      1. thank you Mr Chancellor. To better illustrate my point about content. I myself have invented a new form of Structured Poetry… How many new forms of Structured Poetry have been invented in the last 100 years… and that is not press worthy… to say it is not a popularity contest is a lie… the editors choose what they believe will be popular…or what is popular among their little clique… like in school teachers have their pets it is the same on wordpress… I don’t post pictures because I don’t produce pictures…but the editors of freshly pressed prefer the eye candy they even advise you use pictures to make your articles more press-able… I produce poetry… why on earth would I want someone’s art work on my page competing with my words for my readers attention… Michelle’s comments that there are a handful of editors and so many bloggers… while true is just an excuse for overlooking the blogs that don’t fit into their scheme. I am not bitter… I just don’t see the merit in freshly pressed. with all the alga rhythms in use now wordpress doesn’t employ one to search key words and phrases and what not that might help them navigate the site they created…maybe it would be better if a computer program picked the posts for Freshly Pressed and remove the human fallibility factor….
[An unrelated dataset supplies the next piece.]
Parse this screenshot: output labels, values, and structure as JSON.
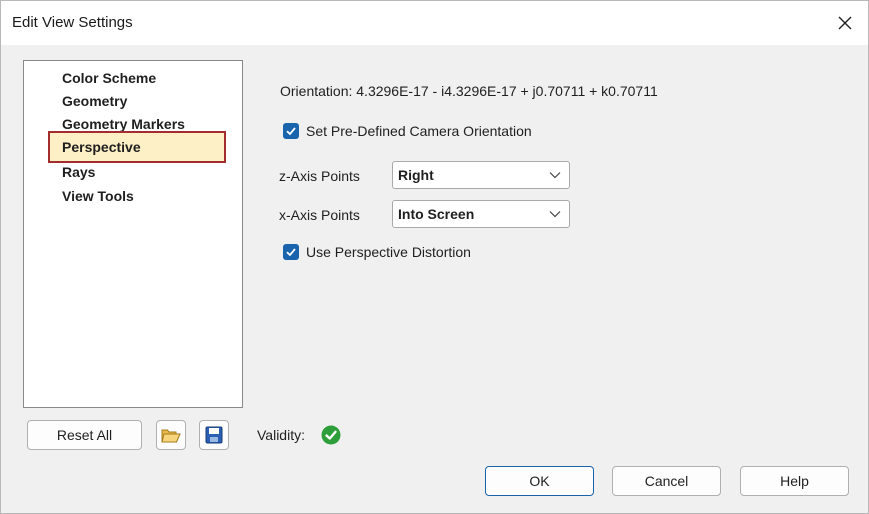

  3. I agree 100% with TJTHERIEN’s comment. None of the blogs I follow or read have ever been featured. No offense meant here either. I do believe that it becomes somewhat of a popularity contest and a lot of the best blogs are missed because of this.


  4. I sometimes have wondered what it takes to be freshly pressed. When I read some of the blogs, I find I don’t even like them and so I am puzzled, and have to agree with Tjtherien. I’m just going to write and not worry about whether or not I get “Freshly Pressed.”


    1. That’s the best advice of all! We hope you’re all writing for yourselves, and not for Freshly Pressed; we offer posts like this to highlight blogging pointers that (we hope!) can make anyone’s blog better.


    1. I agree, It cannot be a popularity contest. I was freshly pressed after one week of blogging. I entered on of the challenges and mine was chosen to be featured and I am grateful, I had no idea at the time about “How to” get freshly pressed.


  5. Wow, I can feel the humanness in that poem. I am very impressed. Being FP isn’t everything, but given the chance I like to expand my writing community though. Thanks for the heads up.


  6. I secretly hope to be freshly pressed someday, but have no expectations. I write for fun, family, and friends. I assume that people who like my blog will read it and those who don’t won’t. This was a useful post, though, and thank you…I edit constantly and always appreciate tips on how to write better posts!


  7. Tight editing and no extraneous words is pretty hard to argue with. I do find the focus on words and not images to be addressing only half of what is possible in blogging. Kat


  8. I like this post because it describes a particular style of blogging; bringing the reader a thesis for prep work and descriptive story telling. Great Blog!


  9. Thank you for your ideas and using Delusia’s post as an example of what you consider FP-worthy. Mine is a niche blog, but still I write for myself, still hoping to reach people in a similar situation.


  10. I’ve been blogging for a year. I’ve learned a lot and still have plenty to learn. I must admit I’ve wanted to be freshly pressed to gain more readers and comments. Why? I have no idea because when I write, I write from my heart, not to please anyone. I have a message for people that I am led to get out. I know I’m not the literary giant with perfect sentence structure but my readers get my message.


    1. I write for the same reason as you, much like the art I create the words are a compulsion, something that comes from within that I just need to express. It is also a way for me to document the wonderful memories that come along with the creation of my images. I write for myself, and have been lucky to meet some wonderful people and make new friends along the way.


  11. I remember reading this article and thinking just how vividly I could picture the characters and their connection. The descriptions were so detailed and yet so simple.